This article is based on a presentation I gave at Streaming Media East in New York in May. It’s a snapshot of the most significant streaming media initiatives by the "Big Five" (Disney, NBC Universal, News Corporation, Time Warner, and Viacom) and the most meaningful disruptive forces in the market (Google, MySpace, Yahoo!, and YouTube), as well as some conclusions and predictions on what the industry will see in the next few product development cycles.

Given the task at hand, I will employ the same format as I did for the presentation. First, I’ll look at the incumbents and the disruptive entrants, as well as the primary lessons to be learned from each. Then I’ll draw some conclusions from what is happening in the market place, and finally, make some predictions that may or may not come true in the next few months or years. For the purpose of this article, however, I won’t dive into actual products or features that may be out of date by the time the magazine hits the newsstand. And once again, I apologize, but there will be no talk of codecs or streaming formats in this article.

The Incumbents
Disney
Key streaming properties: Disney Connection, Disney Blast, Toontown, ESPN Motion, ESPN360, ESPN PPV Online, Soapnetic, ABCNews Now, ABC.com

Disney is an organization that is close to my heart. In my four years at ESPN (whose parent company is Disney), I worked very closely with the Disney broadband properties to figure out efficiencies of working together and sharing information and technology.

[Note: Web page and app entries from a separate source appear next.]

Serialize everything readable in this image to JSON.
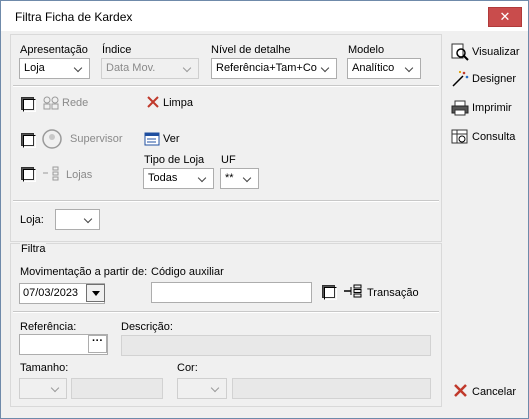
{
  "window": {
    "title": "Filtra Ficha de Kardex",
    "close_glyph": "✕"
  },
  "top_filters": {
    "apresentacao": {
      "label": "Apresentação",
      "value": "Loja"
    },
    "indice": {
      "label": "Índice",
      "value": "Data Mov."
    },
    "nivel": {
      "label": "Nível de detalhe",
      "value": "Referência+Tam+Co"
    },
    "modelo": {
      "label": "Modelo",
      "value": "Analítico"
    }
  },
  "options": {
    "rede": "Rede",
    "supervisor": "Supervisor",
    "lojas": "Lojas",
    "limpa": "Limpa",
    "ver": "Ver",
    "tipo_loja": {
      "label": "Tipo de Loja",
      "value": "Todas"
    },
    "uf": {
      "label": "UF",
      "value": "**"
    },
    "loja_label": "Loja:"
  },
  "filtra": {
    "title": "Filtra",
    "movimentacao_label": "Movimentação a partir de:",
    "movimentacao_value": "07/03/2023",
    "codigo_label": "Código auxiliar",
    "codigo_value": "",
    "transacao_label": "Transação",
    "referencia_label": "Referência:",
    "referencia_button": "···",
    "descricao_label": "Descrição:",
    "tamanho_label": "Tamanho:",
    "cor_label": "Cor:"
  },
  "side_buttons": {
    "visualizar": "Visualizar",
    "designer": "Designer",
    "imprimir": "Imprimir",
    "consulta": "Consulta",
    "cancelar": "Cancelar"
  },
  "colors": {
    "accent_red": "#c0392b",
    "title_bar_close": "#c94c4c"
  }
}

Disney’s diversified business model approach to broadband video differentiates the company in the media landscape. Disney has properties that are ad-supported, licensed to ISPs, and subscription-based. As far as I know, Disney is the only company that is applying the cable television model to the internet. Disney sells Disney Connection, ESPN360, Soapnetic, and ABCNews Now to cable and DSL providers like Verizon for an undisclosed rate. The high-speed data operators provide the services to their customers at no additional cost to the consumer. It is not clear yet if the cable model is the right model for consumers, but it does bring in a sizeable piece of broadband revenue for the company.

Figure 1

Disney is also very aggressive with the free-to-consumer, ad-supported business model on the web. Properties like ESPN Motion and the controversial broadband release of Lost and other shows on ABC.com have been successful for the company.

Subscription products are available across the Disney properties as well. Disney’s effort with multiple business models has shown us that there is no clear winning model when it comes to streaming media. If anything, Disney teaches us that we are still in the very early stages of monetizing streaming media.

Key streaming lesson: Maximize your revenue through diversified business models and product offerings.